A historic threat
Stratton, who grew up in San Bernardino, studied Public Health at CSUN because she liked the idea of the big-picture challenge of promoting health in communities. Her career has put her on the front lines of some of America’s biggest health challenges, and her work has undoubtedly helped save untold numbers of lives.
Starting her career and spending nearly three decades at the California Department of Public Health, Stratton helped craft policy and educate the public on issues such as non-smoking in public places, HIV/AIDS prevention, and domestic violence prevention after the O.J. Simpson trial. After Sept. 11, 2001, she helped develop and communicate strategies for emergency response to anthrax attacks and other public health threats.
Later, as a senior manager with the California Department of Health Care Services, Stratton helped develop policy and implement California’s Medi-Cal program. She also worked with California’s Health Benefit Exchange (Covered CA) to build its marketing team before the launch of open enrollment in 2013.
April Roeseler, branch chief of the California Department of Public Health Tobacco Control program, worked with Stratton on smoking cessation initiatives including a statewide Quit Line call system that offered resources and support to those who wanted to quit smoking. Roeseler said she watched Stratton come up with evidence-based solutions to big problems, skillfully get buy-in from state officials reluctant to try expensive or controversial tactics, and make real impacts on public health.
“These were just all new things that took trailblazing, that took strong analysis, and she worked well with decision makers to convince them of the path that needed to be taken,” Roeseler said. “She’s been doing this for more than 30 years, so if anyone is qualified to put together a great vaccine distribution plan, it would be Terri.”
Stratton’s public health experience helped her recognize early on the seriousness of the COVID-19 threat right away, but nothing she’d seen matched the magnitude of the virus.
“This effort, and the urgency around it, is really unprecedented in my lifetime,” she said. “You’d have to go back in time and look at things like polio and smallpox and things like that to have some context there. But this is really a humongous effort, and I will say this effort is going to be driven by health care and public health.”

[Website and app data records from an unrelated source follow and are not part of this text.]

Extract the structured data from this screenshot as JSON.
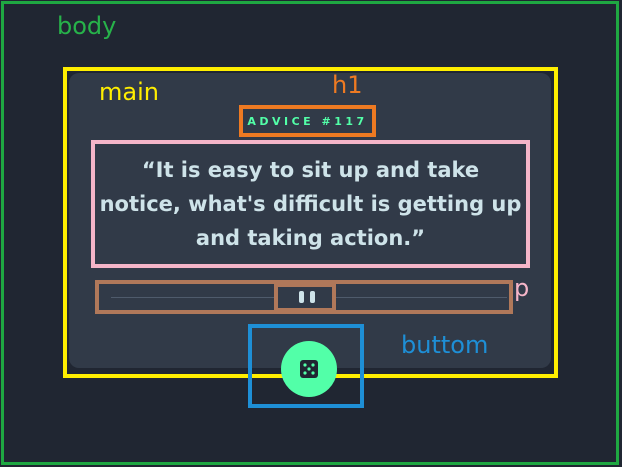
{
  "advice": {
    "heading": "ADVICE #117",
    "quote": "“It is easy to sit up and take notice, what's difficult is getting up and taking action.”"
  },
  "divider": {
    "icon": "pause-icon"
  },
  "dice_button": {
    "icon": "dice-icon"
  },
  "annotations": {
    "body": "body",
    "main": "main",
    "h1": "h1",
    "p": "p",
    "button": "buttom"
  },
  "colors": {
    "background": "#202632",
    "card": "#313a48",
    "accent": "#52ffa8",
    "text": "#cee3e9",
    "outline_body": "#1fa842",
    "outline_main": "#ffee00",
    "outline_h1": "#ee7a22",
    "outline_p": "#f5b5c8",
    "outline_divider": "#b0785a",
    "outline_button": "#1e8fd6"
  }
}
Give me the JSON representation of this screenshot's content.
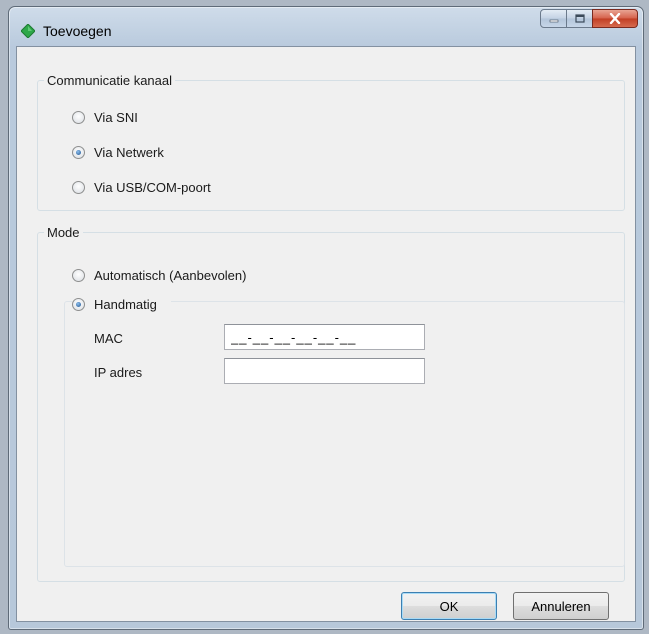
{
  "window": {
    "title": "Toevoegen",
    "icon": "green-diamond-icon",
    "controls": [
      "minimize-icon",
      "maximize-icon",
      "close-icon"
    ]
  },
  "channel_group": {
    "legend": "Communicatie kanaal",
    "options": [
      {
        "label": "Via SNI",
        "checked": false
      },
      {
        "label": "Via Netwerk",
        "checked": true
      },
      {
        "label": "Via USB/COM-poort",
        "checked": false
      }
    ]
  },
  "mode_group": {
    "legend": "Mode",
    "auto": {
      "label": "Automatisch (Aanbevolen)",
      "checked": false
    },
    "manual": {
      "label": "Handmatig",
      "checked": true,
      "mac": {
        "label": "MAC",
        "value": "__-__-__-__-__-__"
      },
      "ip": {
        "label": "IP adres",
        "value": ""
      }
    }
  },
  "buttons": {
    "ok": "OK",
    "cancel": "Annuleren"
  },
  "colors": {
    "accent": "#3c7fb1",
    "close": "#c13e24",
    "icon": "#2ea84a"
  }
}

Planning for the future
On Jan. 13, Stratton received word that her clinics would receive 1,000 doses of the Pfizer-BioNTech COVID-19 vaccine. Next week, Stratton’s clinics will begin distributing the vaccine to individuals in the next tier of the Centers for Disease Control and Prevention’s distribution plan. This includes those who are age 75 or older, plus essential workers such as educators and those working in the food industries.
The most daunting challenge, Stratton said, will be convincing skeptical community members that the vaccine is necessary and safe. Her clinics have already begun public awareness communications including videos and social media posts; the next step will be to reach out to community organizations who have a level of trust with potentially skeptical individuals. Communicating an unpopular message is something Stratton has done before, as evidenced by her campaign to get people to quit smoking.
Stratton was finalizing plans to set up drive-through vaccination sites, where community members could drive to a vaccination site, stick their arm out the window and get their shot without getting out of the car, an approach that would minimize coronavirus exposure for both community members and health care workers.
The vaccine distribution effort will actually be familiar ground for Stratton, echoing the efforts to provide H1N1 vaccines.
“It’s a little daunting, but, you know, I’ve done that before,” Stratton said. “I know what that looks like. I know we can do it.”